Later, Martirio formed a union between the copla and jazz, before going on to explore the musical soundscapes of Latin America. On her latest project, Primavera En Nueva York, Martirio borrows from flamenco to sing little known, mostly Cuban boleros from the ’40s and ’50s, accompanied by a jazz trio with occasional additional instruments (guitar, clarinet, tenor saxophone, fluegelhorn).
“In a way, the story of recording [these songs] in New York, with American musicians, is perhaps what the composers dreamt of, because they are fílin from when the influence of American jazz was admitted into the Cuban bolero,” explains Martirio on the phone, shortly after arriving in Miami for a short tour, which included four shows over two nights in New York. “So then it was this idea of creating ballads as if they were great jazz standards in Spanish.”
The elusive and unorthodox queen of Spanish fusion, reaffirmed her fame onstage at the Artime Theater in the heart of Little Havana on a Friday night in May. The former church turned concert venue was just the kind of incongruous space where the artist feels right at home. “I have been so looking forward to this show,” proclaimed one man while waiting in line on the steps that led up to one of the theater’s many doorways. Another, while talking on a cell phone, excitedly declared his disbelief that he was about to see Martirio perform.
Backed by pianist Kenny Drew Jr. on piano, bassist George Mraz and drummer Dafnis Prieto on drums, the singer ambled toward the center of the trio’s half-moon formation in a flowing papaya-colored dress and shawl draped around her shoulders with her tradmark black shades and ornamental hair combs. No preamble needed, Martirio began creating moods and constructing atmospheres with her voice, rich in tonal range and timbral depth.

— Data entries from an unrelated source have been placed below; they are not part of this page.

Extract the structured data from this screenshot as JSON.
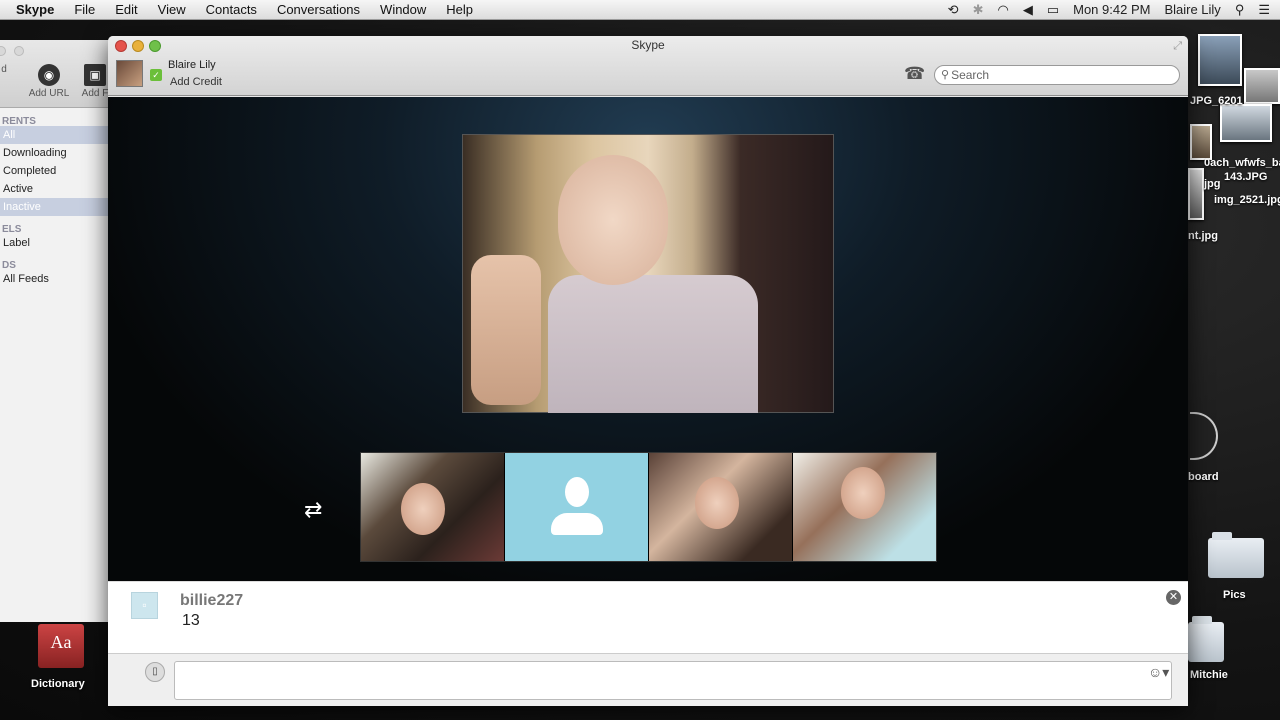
{
  "menubar": {
    "app": "Skype",
    "items": [
      "File",
      "Edit",
      "View",
      "Contacts",
      "Conversations",
      "Window",
      "Help"
    ],
    "clock": "Mon 9:42 PM",
    "user": "Blaire Lily",
    "icons": [
      "time-machine-icon",
      "bluetooth-icon",
      "wifi-icon",
      "volume-icon",
      "battery-icon",
      "spotlight-icon",
      "notification-list-icon"
    ]
  },
  "background_app": {
    "toolbar": [
      "d",
      "Add URL",
      "Add F"
    ],
    "section_torrents": "RENTS",
    "items": [
      "All",
      "Downloading",
      "Completed",
      "Active",
      "Inactive"
    ],
    "section_labels": "ELS",
    "label_item": "Label",
    "section_feeds": "DS",
    "feeds_item": "All Feeds"
  },
  "desktop": {
    "files": [
      "JPG_6201",
      "0ach_wfwfs_ba",
      "143.JPG",
      "img_2521.jpg",
      "jpg",
      "nt.jpg",
      "board",
      "Pics",
      "Mitchie",
      "Dictionary"
    ],
    "dictionary_glyph": "Aa"
  },
  "skype": {
    "window_title": "Skype",
    "user_name": "Blaire Lily",
    "add_credit": "Add Credit",
    "search_placeholder": "Search",
    "chat": {
      "sender": "billie227",
      "message": "13"
    }
  }
}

She communicated unique yet palpable feelings to a nearly packed house full of adoring fans, though it was her understated, tremulous whispers, often punctuated physically by a clenched fist brought up against her chest, that evoked the romanticism of a bygone era with all the raw passion of fl amenco.
Born in Huelva, in the province of Andalucia, Martirio was surrounded by music from an early age. Zarzuela, opera, copla, tango, bolero, and popular music were part of her upbringing, as was her parents’ love for theater. “I’m very influenced by theater,” Martirio recalls. “Many times I’ve been told that I wear the scenery on me, I like aesthetics, costumes, and all of that. And yes, it’s true that I represent my songs, I absolutely live in them, that is why I never sing about things that have nothing to do with me. I never sing about an experience I’ve not lived.”

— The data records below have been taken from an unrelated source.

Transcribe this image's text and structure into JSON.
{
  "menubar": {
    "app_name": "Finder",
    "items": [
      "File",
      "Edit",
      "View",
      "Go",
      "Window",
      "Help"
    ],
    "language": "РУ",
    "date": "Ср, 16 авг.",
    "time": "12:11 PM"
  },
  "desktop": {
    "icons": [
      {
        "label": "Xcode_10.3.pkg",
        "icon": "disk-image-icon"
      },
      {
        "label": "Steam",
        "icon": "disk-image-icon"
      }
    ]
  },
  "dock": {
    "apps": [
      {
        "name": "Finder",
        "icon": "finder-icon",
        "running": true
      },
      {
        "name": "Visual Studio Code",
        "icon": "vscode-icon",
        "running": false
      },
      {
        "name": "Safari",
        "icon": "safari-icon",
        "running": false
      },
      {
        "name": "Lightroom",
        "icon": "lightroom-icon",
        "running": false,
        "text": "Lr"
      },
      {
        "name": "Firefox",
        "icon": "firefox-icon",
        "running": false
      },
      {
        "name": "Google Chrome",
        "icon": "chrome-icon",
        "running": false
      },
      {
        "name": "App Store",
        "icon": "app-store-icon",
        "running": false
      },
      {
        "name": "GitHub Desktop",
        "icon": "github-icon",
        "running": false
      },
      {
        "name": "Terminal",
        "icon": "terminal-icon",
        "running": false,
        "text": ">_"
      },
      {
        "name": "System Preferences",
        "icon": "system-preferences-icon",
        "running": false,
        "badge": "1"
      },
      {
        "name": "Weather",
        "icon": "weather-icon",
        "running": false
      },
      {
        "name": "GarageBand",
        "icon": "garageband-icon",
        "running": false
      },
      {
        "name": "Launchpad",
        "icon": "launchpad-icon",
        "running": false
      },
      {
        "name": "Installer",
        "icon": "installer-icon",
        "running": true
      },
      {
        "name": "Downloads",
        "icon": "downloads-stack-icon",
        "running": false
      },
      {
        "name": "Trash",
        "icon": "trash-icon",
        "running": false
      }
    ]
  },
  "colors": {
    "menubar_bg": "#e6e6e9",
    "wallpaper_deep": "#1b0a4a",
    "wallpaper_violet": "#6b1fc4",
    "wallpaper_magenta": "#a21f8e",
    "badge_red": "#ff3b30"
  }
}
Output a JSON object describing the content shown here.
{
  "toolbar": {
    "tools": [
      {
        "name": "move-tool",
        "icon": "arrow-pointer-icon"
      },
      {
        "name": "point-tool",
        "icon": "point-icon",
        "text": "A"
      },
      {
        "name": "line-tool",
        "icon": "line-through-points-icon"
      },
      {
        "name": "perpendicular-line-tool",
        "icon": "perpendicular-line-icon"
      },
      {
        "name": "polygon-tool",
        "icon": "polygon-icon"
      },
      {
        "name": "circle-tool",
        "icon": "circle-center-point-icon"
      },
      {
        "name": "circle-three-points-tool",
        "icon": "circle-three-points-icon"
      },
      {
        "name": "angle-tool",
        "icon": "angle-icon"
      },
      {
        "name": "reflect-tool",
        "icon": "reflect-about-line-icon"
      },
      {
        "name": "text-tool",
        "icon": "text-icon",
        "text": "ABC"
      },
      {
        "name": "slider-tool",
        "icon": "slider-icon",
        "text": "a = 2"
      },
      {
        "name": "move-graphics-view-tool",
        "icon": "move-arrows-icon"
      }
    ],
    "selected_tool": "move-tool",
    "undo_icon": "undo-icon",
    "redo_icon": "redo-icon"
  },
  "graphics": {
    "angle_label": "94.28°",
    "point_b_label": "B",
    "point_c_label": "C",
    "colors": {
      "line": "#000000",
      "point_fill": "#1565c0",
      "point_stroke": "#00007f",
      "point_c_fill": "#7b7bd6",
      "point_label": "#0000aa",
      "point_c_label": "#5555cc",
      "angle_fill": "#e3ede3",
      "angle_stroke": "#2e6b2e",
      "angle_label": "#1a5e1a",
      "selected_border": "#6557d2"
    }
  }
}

Given her background, it seems only natural that Martirio would have fallen into Madrid’s artistic underground during a time in which the nation was, on the one hand, enjoying the freedoms of democracy, and on the other, polarized by conflicts over what was deemed morally accepatable. In 1975, Franco died, and his military dictatorship officially came to an end. But as in cinema and literature, the rebirth of the performing arts did not wait for the dictator’s demise. Playwrights, theater groups and si